Government backs property logbooks – The Law Society Gazette advised the government is likely to push sellers to provide more up front information about their property before it goes on the market to make the homebuying process quicker, cheaper and less stressful.
The Ministry of Housing, Communities & Local Government, which has pledged to fix what it considers to be a ‘broken’ housing market, confirmed its intentions at a conference yesterday. A panel discussion entitled ‘Can you really digitise the homebuying process?’ featured at trade association UK Finance’s Annual Mortgage Conference, held at Eversheds Sutherland’s London office.
The ministry’s Matt Prior said that with leasehold properties, for instance, it is not ‘unreasonable’ to tell prospective buyers how many years are left on a lease and what the service charge is. It is ‘ridiculous’ that such information is not provided up front, he said.
Prior said up front information allows people to make more informed decisions: ‘My neighbour moved recently. They’ve got a brilliant stream in the garden. I thought “if it rains, will it flood the garden?” But they’re happy with it. If you know that up front you can make that decision. If it takes weeks for your conveyancer to discover that and you decide you don’t fancy the property being flooded, you will potentially pull out at a later stage.’
The homebuying process currently takes 19 weeks on average, which Prior considers ‘a hell of a long time to wait’. The cost of failed transactions adds up to £270m a year.

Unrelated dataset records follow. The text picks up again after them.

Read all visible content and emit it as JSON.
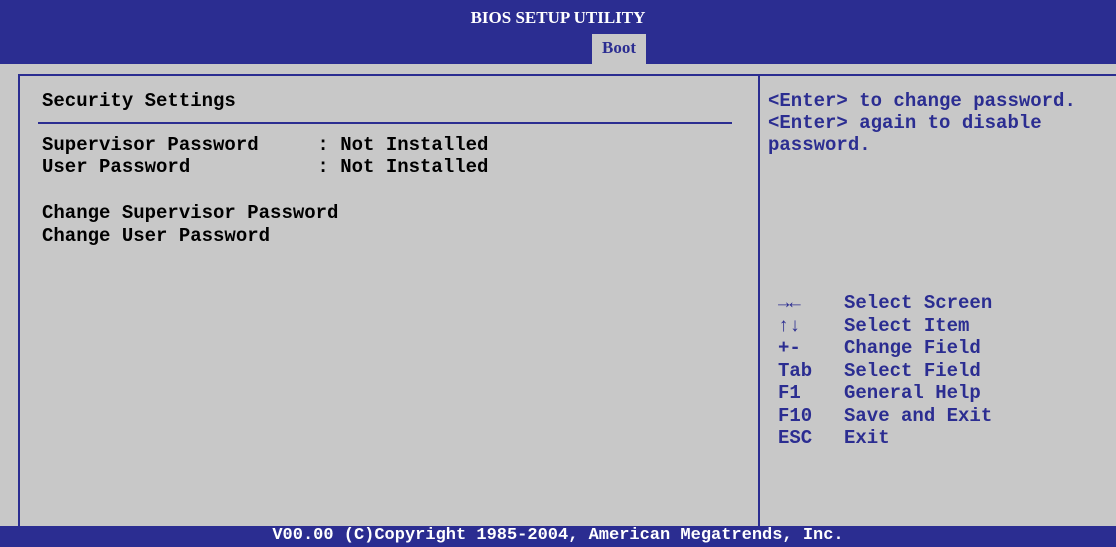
{
  "header": {
    "title": "BIOS SETUP UTILITY",
    "active_tab": "Boot"
  },
  "main": {
    "section_title": "Security Settings",
    "status_rows": [
      {
        "label": "Supervisor Password",
        "value": "Not Installed"
      },
      {
        "label": "User Password",
        "value": "Not Installed"
      }
    ],
    "menu_items": [
      {
        "label": "Change Supervisor Password"
      },
      {
        "label": "Change User Password"
      }
    ]
  },
  "help": {
    "lines": [
      "<Enter> to change password.",
      "<Enter> again to disable",
      "password."
    ]
  },
  "keys": [
    {
      "key": "→←",
      "action": "Select Screen"
    },
    {
      "key": "↑↓",
      "action": "Select Item"
    },
    {
      "key": "+-",
      "action": "Change Field"
    },
    {
      "key": "Tab",
      "action": "Select Field"
    },
    {
      "key": "F1",
      "action": "General Help"
    },
    {
      "key": "F10",
      "action": "Save and Exit"
    },
    {
      "key": "ESC",
      "action": "Exit"
    }
  ],
  "footer": {
    "copyright": "V00.00 (C)Copyright 1985-2004, American Megatrends, Inc."
  },
  "colors": {
    "background": "#c8c8c8",
    "accent_blue": "#2b2d91",
    "text_dark": "#000000",
    "text_light": "#ffffff"
  }
}
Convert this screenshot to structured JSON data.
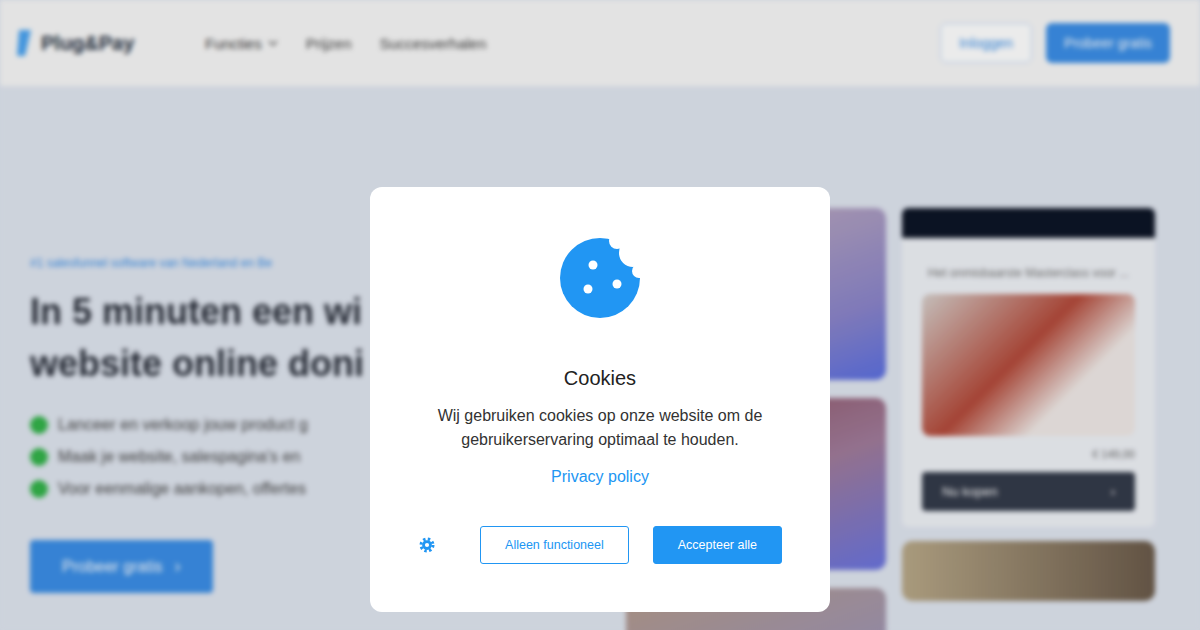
{
  "header": {
    "logo": "Plug&Pay",
    "nav": [
      {
        "label": "Functies",
        "expandable": true
      },
      {
        "label": "Prijzen",
        "expandable": false
      },
      {
        "label": "Succesverhalen",
        "expandable": false
      }
    ],
    "login_button": "Inloggen",
    "trial_button": "Probeer gratis"
  },
  "hero": {
    "tagline": "#1 salesfunnel software van Nederland en Be",
    "title_lines": [
      "In 5 minuten een wi",
      "website online doni"
    ],
    "bullets": [
      "Lanceer en verkoop jouw product g",
      "Maak je website, salespagina's en",
      "Voor eenmalige aankopen, offertes"
    ],
    "cta": "Probeer gratis",
    "cta_arrow": "›"
  },
  "product_card": {
    "title": "Het onmisbaarste Masterclass voor ...",
    "price": "€ 149,00",
    "button": "Nu kopen",
    "button_arrow": "›"
  },
  "cookie_dialog": {
    "title": "Cookies",
    "message": "Wij gebruiken cookies op onze website om de gebruikerservaring optimaal te houden.",
    "link": "Privacy policy",
    "buttons": [
      {
        "label": "Alleen functioneel",
        "primary": false
      },
      {
        "label": "Accepteer alle",
        "primary": true
      }
    ]
  }
}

To read the full article in the Law Society Gazette, click here.